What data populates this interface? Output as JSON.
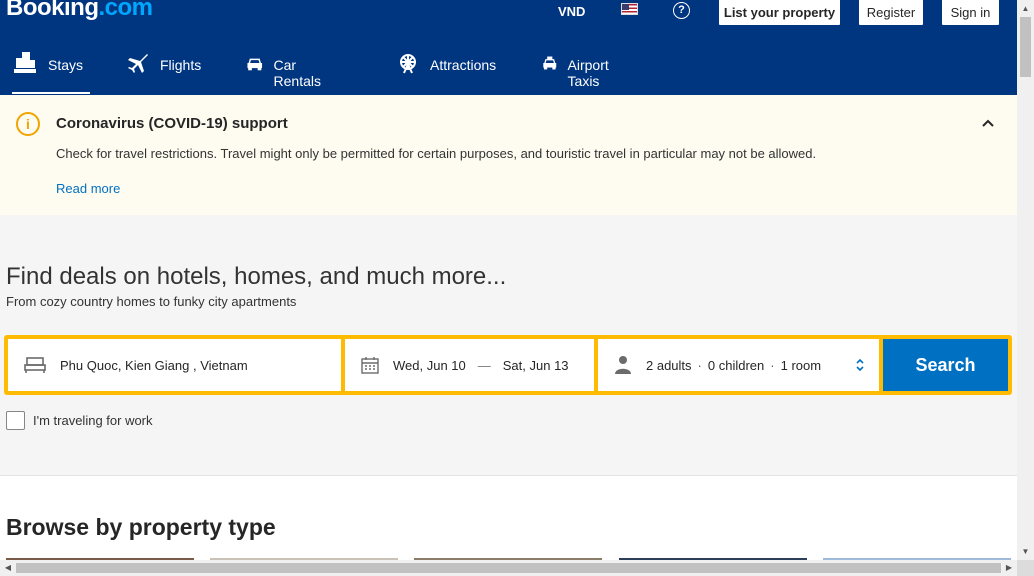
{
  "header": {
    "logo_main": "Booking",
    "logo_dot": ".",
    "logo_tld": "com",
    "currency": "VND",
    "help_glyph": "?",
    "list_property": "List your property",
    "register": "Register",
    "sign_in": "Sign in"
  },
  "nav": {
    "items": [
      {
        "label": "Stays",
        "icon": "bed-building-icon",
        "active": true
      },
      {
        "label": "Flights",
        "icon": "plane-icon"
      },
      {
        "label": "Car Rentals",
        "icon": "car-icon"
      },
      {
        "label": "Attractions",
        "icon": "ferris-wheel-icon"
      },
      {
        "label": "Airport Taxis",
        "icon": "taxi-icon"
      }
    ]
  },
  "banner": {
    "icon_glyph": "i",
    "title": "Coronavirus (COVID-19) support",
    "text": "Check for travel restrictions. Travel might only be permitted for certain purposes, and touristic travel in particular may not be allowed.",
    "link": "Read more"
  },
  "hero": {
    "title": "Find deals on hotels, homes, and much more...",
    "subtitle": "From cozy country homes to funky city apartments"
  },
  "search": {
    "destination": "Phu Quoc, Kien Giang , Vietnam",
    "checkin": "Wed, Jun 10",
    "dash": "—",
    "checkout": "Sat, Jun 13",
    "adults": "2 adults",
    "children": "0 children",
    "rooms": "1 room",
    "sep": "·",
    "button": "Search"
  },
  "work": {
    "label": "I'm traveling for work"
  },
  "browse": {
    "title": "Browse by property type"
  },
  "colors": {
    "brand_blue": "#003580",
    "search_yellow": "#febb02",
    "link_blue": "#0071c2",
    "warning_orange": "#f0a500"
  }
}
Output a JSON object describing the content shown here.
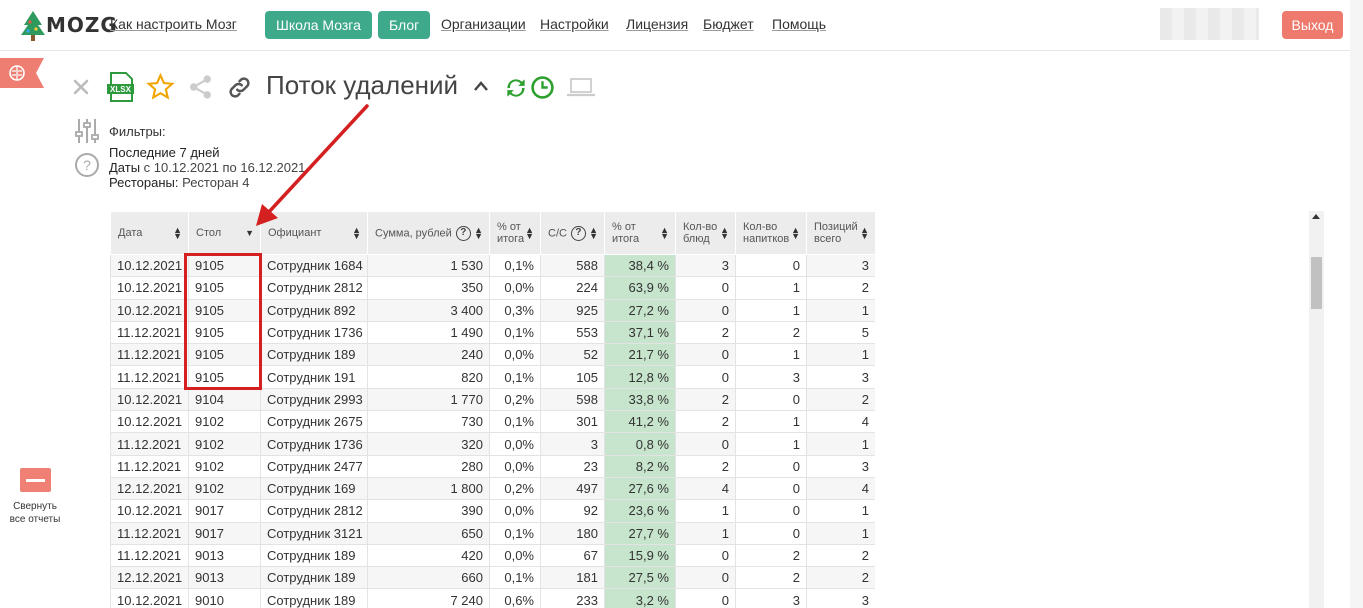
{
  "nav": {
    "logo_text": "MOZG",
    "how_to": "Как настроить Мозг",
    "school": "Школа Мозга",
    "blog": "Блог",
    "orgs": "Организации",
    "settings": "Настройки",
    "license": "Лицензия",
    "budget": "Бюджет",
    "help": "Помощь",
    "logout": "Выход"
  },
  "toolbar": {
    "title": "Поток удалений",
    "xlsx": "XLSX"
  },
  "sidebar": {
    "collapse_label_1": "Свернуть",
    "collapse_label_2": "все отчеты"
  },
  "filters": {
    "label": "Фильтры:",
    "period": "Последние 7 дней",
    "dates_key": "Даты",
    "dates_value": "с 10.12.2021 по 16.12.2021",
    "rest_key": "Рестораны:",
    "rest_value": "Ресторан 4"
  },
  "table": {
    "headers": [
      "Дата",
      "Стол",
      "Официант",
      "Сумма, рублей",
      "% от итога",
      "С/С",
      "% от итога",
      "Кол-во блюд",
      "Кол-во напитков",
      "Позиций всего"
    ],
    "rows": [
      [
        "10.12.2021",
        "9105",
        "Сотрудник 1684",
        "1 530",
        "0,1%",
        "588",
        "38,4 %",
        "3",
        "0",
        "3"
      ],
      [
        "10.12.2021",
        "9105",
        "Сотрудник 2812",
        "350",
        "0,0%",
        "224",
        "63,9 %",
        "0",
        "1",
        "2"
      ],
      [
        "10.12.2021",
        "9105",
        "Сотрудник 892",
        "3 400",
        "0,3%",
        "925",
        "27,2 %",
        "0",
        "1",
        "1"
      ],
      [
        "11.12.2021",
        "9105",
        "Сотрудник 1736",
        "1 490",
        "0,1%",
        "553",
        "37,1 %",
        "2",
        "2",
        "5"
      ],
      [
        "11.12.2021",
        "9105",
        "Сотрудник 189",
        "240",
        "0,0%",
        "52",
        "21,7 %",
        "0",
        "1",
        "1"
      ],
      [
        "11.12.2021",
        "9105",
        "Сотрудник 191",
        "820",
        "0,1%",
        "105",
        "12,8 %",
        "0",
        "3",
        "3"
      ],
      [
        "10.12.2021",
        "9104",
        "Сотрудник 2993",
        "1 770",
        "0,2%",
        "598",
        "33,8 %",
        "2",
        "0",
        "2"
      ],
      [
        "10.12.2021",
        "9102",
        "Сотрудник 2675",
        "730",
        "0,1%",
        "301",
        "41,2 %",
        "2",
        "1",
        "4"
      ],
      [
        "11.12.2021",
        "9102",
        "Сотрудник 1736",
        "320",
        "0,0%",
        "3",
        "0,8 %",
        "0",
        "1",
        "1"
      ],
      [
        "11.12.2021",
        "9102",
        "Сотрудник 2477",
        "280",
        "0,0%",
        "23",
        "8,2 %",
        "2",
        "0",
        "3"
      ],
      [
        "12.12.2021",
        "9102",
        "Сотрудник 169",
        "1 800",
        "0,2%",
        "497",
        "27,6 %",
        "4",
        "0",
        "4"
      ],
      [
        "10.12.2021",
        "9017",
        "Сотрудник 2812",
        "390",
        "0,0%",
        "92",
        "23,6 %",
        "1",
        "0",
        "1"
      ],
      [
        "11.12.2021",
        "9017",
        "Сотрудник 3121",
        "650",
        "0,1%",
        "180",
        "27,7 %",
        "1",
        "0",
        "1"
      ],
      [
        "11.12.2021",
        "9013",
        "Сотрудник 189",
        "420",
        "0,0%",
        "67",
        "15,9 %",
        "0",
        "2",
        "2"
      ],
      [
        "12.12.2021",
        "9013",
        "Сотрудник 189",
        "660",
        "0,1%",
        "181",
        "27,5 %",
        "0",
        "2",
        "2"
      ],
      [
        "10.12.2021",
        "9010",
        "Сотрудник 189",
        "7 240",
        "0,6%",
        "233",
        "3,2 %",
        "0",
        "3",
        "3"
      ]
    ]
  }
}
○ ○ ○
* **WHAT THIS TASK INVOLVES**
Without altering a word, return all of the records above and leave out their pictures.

* **SOLUTION**
What data populates this interface? Output as JSON.
{
  "header": {
    "logo_main": "Booking",
    "logo_dot": ".",
    "logo_tld": "com",
    "currency": "VND",
    "help_glyph": "?",
    "list_property": "List your property",
    "register": "Register",
    "sign_in": "Sign in"
  },
  "nav": {
    "items": [
      {
        "label": "Stays",
        "icon": "bed-building-icon",
        "active": true
      },
      {
        "label": "Flights",
        "icon": "plane-icon"
      },
      {
        "label": "Car Rentals",
        "icon": "car-icon"
      },
      {
        "label": "Attractions",
        "icon": "ferris-wheel-icon"
      },
      {
        "label": "Airport Taxis",
        "icon": "taxi-icon"
      }
    ]
  },
  "banner": {
    "icon_glyph": "i",
    "title": "Coronavirus (COVID-19) support",
    "text": "Check for travel restrictions. Travel might only be permitted for certain purposes, and touristic travel in particular may not be allowed.",
    "link": "Read more"
  },
  "hero": {
    "title": "Find deals on hotels, homes, and much more...",
    "subtitle": "From cozy country homes to funky city apartments"
  },
  "search": {
    "destination": "Phu Quoc, Kien Giang , Vietnam",
    "checkin": "Wed, Jun 10",
    "dash": "—",
    "checkout": "Sat, Jun 13",
    "adults": "2 adults",
    "children": "0 children",
    "rooms": "1 room",
    "sep": "·",
    "button": "Search"
  },
  "work": {
    "label": "I'm traveling for work"
  },
  "browse": {
    "title": "Browse by property type"
  },
  "colors": {
    "brand_blue": "#003580",
    "search_yellow": "#febb02",
    "link_blue": "#0071c2",
    "warning_orange": "#f0a500"
  }
}
Output a JSON object describing the content shown here.
{
  "nav": {
    "logo_text": "MOZG",
    "how_to": "Как настроить Мозг",
    "school": "Школа Мозга",
    "blog": "Блог",
    "orgs": "Организации",
    "settings": "Настройки",
    "license": "Лицензия",
    "budget": "Бюджет",
    "help": "Помощь",
    "logout": "Выход"
  },
  "toolbar": {
    "title": "Поток удалений",
    "xlsx": "XLSX"
  },
  "sidebar": {
    "collapse_label_1": "Свернуть",
    "collapse_label_2": "все отчеты"
  },
  "filters": {
    "label": "Фильтры:",
    "period": "Последние 7 дней",
    "dates_key": "Даты",
    "dates_value": "с 10.12.2021 по 16.12.2021",
    "rest_key": "Рестораны:",
    "rest_value": "Ресторан 4"
  },
  "table": {
    "headers": [
      "Дата",
      "Стол",
      "Официант",
      "Сумма, рублей",
      "% от итога",
      "С/С",
      "% от итога",
      "Кол-во блюд",
      "Кол-во напитков",
      "Позиций всего"
    ],
    "rows": [
      [
        "10.12.2021",
        "9105",
        "Сотрудник 1684",
        "1 530",
        "0,1%",
        "588",
        "38,4 %",
        "3",
        "0",
        "3"
      ],
      [
        "10.12.2021",
        "9105",
        "Сотрудник 2812",
        "350",
        "0,0%",
        "224",
        "63,9 %",
        "0",
        "1",
        "2"
      ],
      [
        "10.12.2021",
        "9105",
        "Сотрудник 892",
        "3 400",
        "0,3%",
        "925",
        "27,2 %",
        "0",
        "1",
        "1"
      ],
      [
        "11.12.2021",
        "9105",
        "Сотрудник 1736",
        "1 490",
        "0,1%",
        "553",
        "37,1 %",
        "2",
        "2",
        "5"
      ],
      [
        "11.12.2021",
        "9105",
        "Сотрудник 189",
        "240",
        "0,0%",
        "52",
        "21,7 %",
        "0",
        "1",
        "1"
      ],
      [
        "11.12.2021",
        "9105",
        "Сотрудник 191",
        "820",
        "0,1%",
        "105",
        "12,8 %",
        "0",
        "3",
        "3"
      ],
      [
        "10.12.2021",
        "9104",
        "Сотрудник 2993",
        "1 770",
        "0,2%",
        "598",
        "33,8 %",
        "2",
        "0",
        "2"
      ],
      [
        "10.12.2021",
        "9102",
        "Сотрудник 2675",
        "730",
        "0,1%",
        "301",
        "41,2 %",
        "2",
        "1",
        "4"
      ],
      [
        "11.12.2021",
        "9102",
        "Сотрудник 1736",
        "320",
        "0,0%",
        "3",
        "0,8 %",
        "0",
        "1",
        "1"
      ],
      [
        "11.12.2021",
        "9102",
        "Сотрудник 2477",
        "280",
        "0,0%",
        "23",
        "8,2 %",
        "2",
        "0",
        "3"
      ],
      [
        "12.12.2021",
        "9102",
        "Сотрудник 169",
        "1 800",
        "0,2%",
        "497",
        "27,6 %",
        "4",
        "0",
        "4"
      ],
      [
        "10.12.2021",
        "9017",
        "Сотрудник 2812",
        "390",
        "0,0%",
        "92",
        "23,6 %",
        "1",
        "0",
        "1"
      ],
      [
        "11.12.2021",
        "9017",
        "Сотрудник 3121",
        "650",
        "0,1%",
        "180",
        "27,7 %",
        "1",
        "0",
        "1"
      ],
      [
        "11.12.2021",
        "9013",
        "Сотрудник 189",
        "420",
        "0,0%",
        "67",
        "15,9 %",
        "0",
        "2",
        "2"
      ],
      [
        "12.12.2021",
        "9013",
        "Сотрудник 189",
        "660",
        "0,1%",
        "181",
        "27,5 %",
        "0",
        "2",
        "2"
      ],
      [
        "10.12.2021",
        "9010",
        "Сотрудник 189",
        "7 240",
        "0,6%",
        "233",
        "3,2 %",
        "0",
        "3",
        "3"
      ]
    ]
  }
}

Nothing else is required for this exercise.